▶ _Brief_:
No pictures go into the copy. Write out every line below exactly.

Stored data entries:
↓↓↓
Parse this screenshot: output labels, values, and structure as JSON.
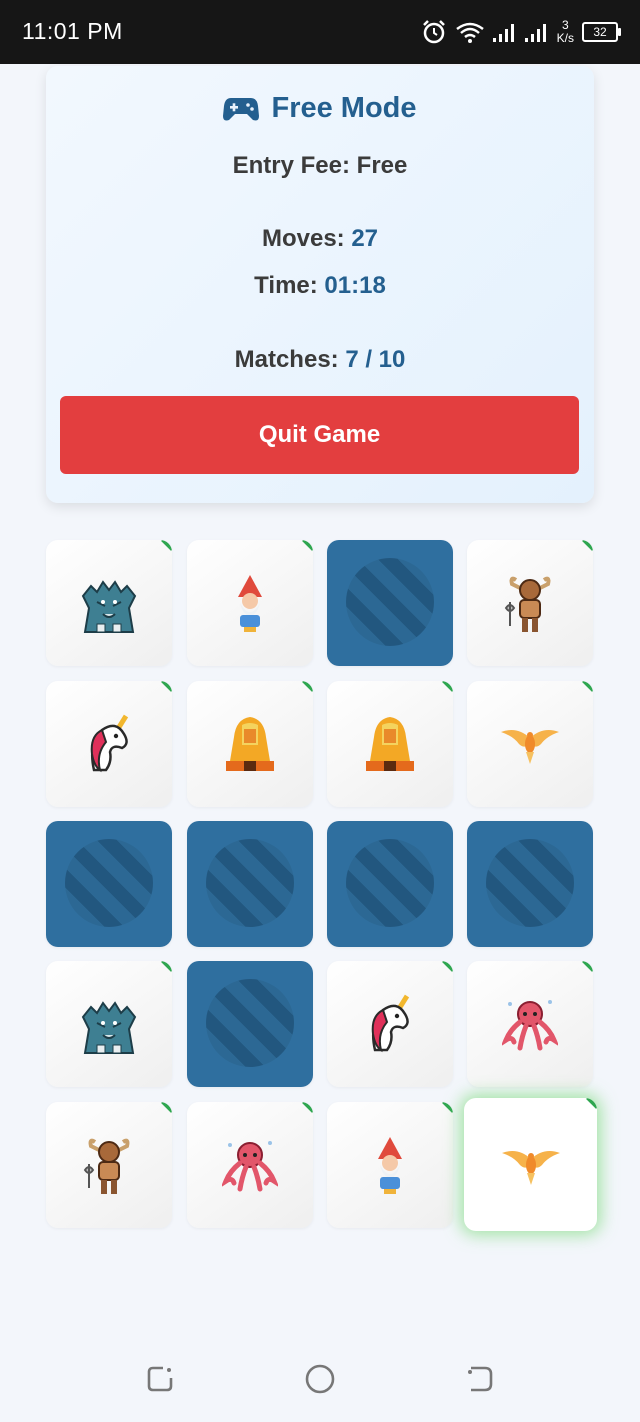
{
  "status_bar": {
    "time": "11:01 PM",
    "speed_value": "3",
    "speed_unit": "K/s",
    "battery": "32"
  },
  "header": {
    "title": "Free Mode",
    "entry_fee_label": "Entry Fee:",
    "entry_fee_value": "Free",
    "moves_label": "Moves:",
    "moves_value": "27",
    "time_label": "Time:",
    "time_value": "01:18",
    "matches_label": "Matches:",
    "matches_value": "7 / 10"
  },
  "quit_button_label": "Quit Game",
  "colors": {
    "accent": "#245f8f",
    "quit": "#e33e3f",
    "card_back": "#2f6f9f",
    "match_marker": "#2ea64f"
  },
  "board": {
    "rows": 5,
    "cols": 4,
    "tiles": [
      {
        "icon": "werewolf-icon",
        "state": "matched"
      },
      {
        "icon": "gnome-icon",
        "state": "matched"
      },
      {
        "icon": "card-back",
        "state": "hidden"
      },
      {
        "icon": "minotaur-icon",
        "state": "matched"
      },
      {
        "icon": "unicorn-icon",
        "state": "matched"
      },
      {
        "icon": "sphinx-icon",
        "state": "matched"
      },
      {
        "icon": "sphinx-icon",
        "state": "matched"
      },
      {
        "icon": "phoenix-icon",
        "state": "matched"
      },
      {
        "icon": "card-back",
        "state": "hidden"
      },
      {
        "icon": "card-back",
        "state": "hidden"
      },
      {
        "icon": "card-back",
        "state": "hidden"
      },
      {
        "icon": "card-back",
        "state": "hidden"
      },
      {
        "icon": "werewolf-icon",
        "state": "matched"
      },
      {
        "icon": "card-back",
        "state": "hidden"
      },
      {
        "icon": "unicorn-icon",
        "state": "matched"
      },
      {
        "icon": "kraken-icon",
        "state": "matched"
      },
      {
        "icon": "minotaur-icon",
        "state": "matched"
      },
      {
        "icon": "kraken-icon",
        "state": "matched"
      },
      {
        "icon": "gnome-icon",
        "state": "matched"
      },
      {
        "icon": "phoenix-icon",
        "state": "matched-active"
      }
    ]
  },
  "nav": [
    "recents-button",
    "home-button",
    "back-button"
  ]
}
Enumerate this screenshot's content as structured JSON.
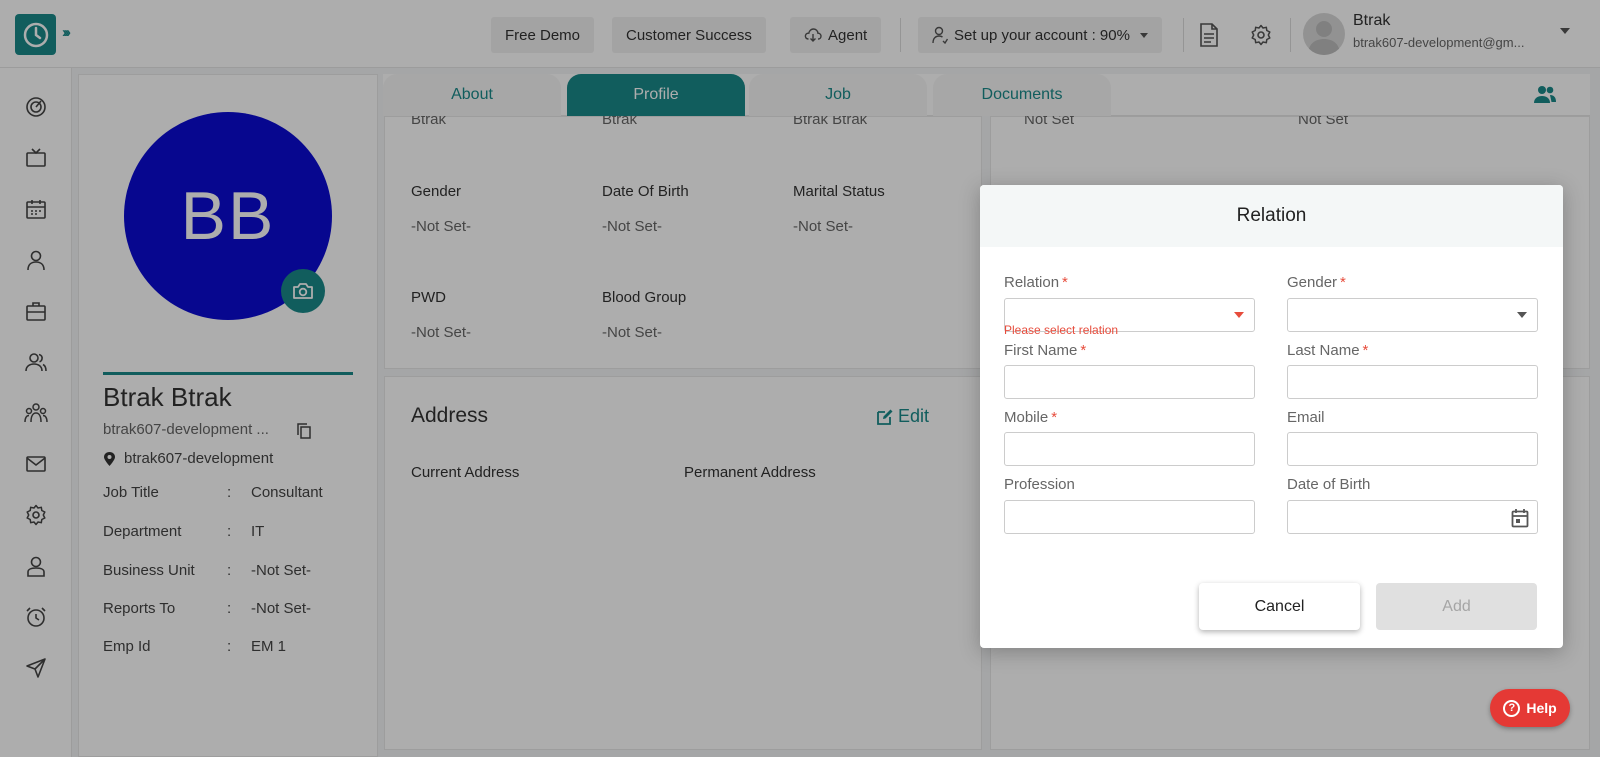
{
  "topbar": {
    "free_demo": "Free Demo",
    "customer_success": "Customer Success",
    "agent": "Agent",
    "setup": "Set up your account : 90%",
    "user_name": "Btrak",
    "user_email": "btrak607-development@gm..."
  },
  "profile": {
    "initials": "BB",
    "name": "Btrak Btrak",
    "email": "btrak607-development ...",
    "location": "btrak607-development",
    "rows": [
      {
        "label": "Job Title",
        "value": "Consultant"
      },
      {
        "label": "Department",
        "value": "IT"
      },
      {
        "label": "Business Unit",
        "value": "-Not Set-"
      },
      {
        "label": "Reports To",
        "value": "-Not Set-"
      },
      {
        "label": "Emp Id",
        "value": "EM 1"
      }
    ],
    "colon": ":"
  },
  "tabs": [
    {
      "label": "About",
      "active": false
    },
    {
      "label": "Profile",
      "active": true
    },
    {
      "label": "Job",
      "active": false
    },
    {
      "label": "Documents",
      "active": false
    }
  ],
  "personal": {
    "cut_values": [
      "Btrak",
      "Btrak",
      "Btrak Btrak",
      "Not Set",
      "Not Set"
    ],
    "gender_label": "Gender",
    "gender_value": "-Not Set-",
    "dob_label": "Date Of Birth",
    "dob_value": "-Not Set-",
    "marital_label": "Marital Status",
    "marital_value": "-Not Set-",
    "pwd_label": "PWD",
    "pwd_value": "-Not Set-",
    "blood_label": "Blood Group",
    "blood_value": "-Not Set-"
  },
  "address": {
    "title": "Address",
    "edit": "Edit",
    "current": "Current Address",
    "permanent": "Permanent Address"
  },
  "modal": {
    "title": "Relation",
    "relation_label": "Relation",
    "relation_error": "Please select relation",
    "gender_label": "Gender",
    "first_name_label": "First Name",
    "last_name_label": "Last Name",
    "mobile_label": "Mobile",
    "email_label": "Email",
    "profession_label": "Profession",
    "dob_label": "Date of Birth",
    "required_mark": "*",
    "cancel": "Cancel",
    "add": "Add"
  },
  "help": "Help",
  "colors": {
    "accent": "#1a8a8a",
    "avatar_bg": "#0b0bd3",
    "error": "#e74c3c",
    "help_bg": "#e53935"
  }
}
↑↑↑
▶ _Result for this exercise_:
Parse this screenshot: output labels, values, and structure as JSON.
{
  "status_bar": {
    "time": "11:01 PM",
    "speed_value": "3",
    "speed_unit": "K/s",
    "battery": "32"
  },
  "header": {
    "title": "Free Mode",
    "entry_fee_label": "Entry Fee:",
    "entry_fee_value": "Free",
    "moves_label": "Moves:",
    "moves_value": "27",
    "time_label": "Time:",
    "time_value": "01:18",
    "matches_label": "Matches:",
    "matches_value": "7 / 10"
  },
  "quit_button_label": "Quit Game",
  "colors": {
    "accent": "#245f8f",
    "quit": "#e33e3f",
    "card_back": "#2f6f9f",
    "match_marker": "#2ea64f"
  },
  "board": {
    "rows": 5,
    "cols": 4,
    "tiles": [
      {
        "icon": "werewolf-icon",
        "state": "matched"
      },
      {
        "icon": "gnome-icon",
        "state": "matched"
      },
      {
        "icon": "card-back",
        "state": "hidden"
      },
      {
        "icon": "minotaur-icon",
        "state": "matched"
      },
      {
        "icon": "unicorn-icon",
        "state": "matched"
      },
      {
        "icon": "sphinx-icon",
        "state": "matched"
      },
      {
        "icon": "sphinx-icon",
        "state": "matched"
      },
      {
        "icon": "phoenix-icon",
        "state": "matched"
      },
      {
        "icon": "card-back",
        "state": "hidden"
      },
      {
        "icon": "card-back",
        "state": "hidden"
      },
      {
        "icon": "card-back",
        "state": "hidden"
      },
      {
        "icon": "card-back",
        "state": "hidden"
      },
      {
        "icon": "werewolf-icon",
        "state": "matched"
      },
      {
        "icon": "card-back",
        "state": "hidden"
      },
      {
        "icon": "unicorn-icon",
        "state": "matched"
      },
      {
        "icon": "kraken-icon",
        "state": "matched"
      },
      {
        "icon": "minotaur-icon",
        "state": "matched"
      },
      {
        "icon": "kraken-icon",
        "state": "matched"
      },
      {
        "icon": "gnome-icon",
        "state": "matched"
      },
      {
        "icon": "phoenix-icon",
        "state": "matched-active"
      }
    ]
  },
  "nav": [
    "recents-button",
    "home-button",
    "back-button"
  ]
}
Enumerate this screenshot's content as structured JSON.
{
  "topbar": {
    "free_demo": "Free Demo",
    "customer_success": "Customer Success",
    "agent": "Agent",
    "setup": "Set up your account : 90%",
    "user_name": "Btrak",
    "user_email": "btrak607-development@gm..."
  },
  "profile": {
    "initials": "BB",
    "name": "Btrak Btrak",
    "email": "btrak607-development ...",
    "location": "btrak607-development",
    "rows": [
      {
        "label": "Job Title",
        "value": "Consultant"
      },
      {
        "label": "Department",
        "value": "IT"
      },
      {
        "label": "Business Unit",
        "value": "-Not Set-"
      },
      {
        "label": "Reports To",
        "value": "-Not Set-"
      },
      {
        "label": "Emp Id",
        "value": "EM 1"
      }
    ],
    "colon": ":"
  },
  "tabs": [
    {
      "label": "About",
      "active": false
    },
    {
      "label": "Profile",
      "active": true
    },
    {
      "label": "Job",
      "active": false
    },
    {
      "label": "Documents",
      "active": false
    }
  ],
  "personal": {
    "cut_values": [
      "Btrak",
      "Btrak",
      "Btrak Btrak",
      "Not Set",
      "Not Set"
    ],
    "gender_label": "Gender",
    "gender_value": "-Not Set-",
    "dob_label": "Date Of Birth",
    "dob_value": "-Not Set-",
    "marital_label": "Marital Status",
    "marital_value": "-Not Set-",
    "pwd_label": "PWD",
    "pwd_value": "-Not Set-",
    "blood_label": "Blood Group",
    "blood_value": "-Not Set-"
  },
  "address": {
    "title": "Address",
    "edit": "Edit",
    "current": "Current Address",
    "permanent": "Permanent Address"
  },
  "modal": {
    "title": "Relation",
    "relation_label": "Relation",
    "relation_error": "Please select relation",
    "gender_label": "Gender",
    "first_name_label": "First Name",
    "last_name_label": "Last Name",
    "mobile_label": "Mobile",
    "email_label": "Email",
    "profession_label": "Profession",
    "dob_label": "Date of Birth",
    "required_mark": "*",
    "cancel": "Cancel",
    "add": "Add"
  },
  "help": "Help",
  "colors": {
    "accent": "#1a8a8a",
    "avatar_bg": "#0b0bd3",
    "error": "#e74c3c",
    "help_bg": "#e53935"
  }
}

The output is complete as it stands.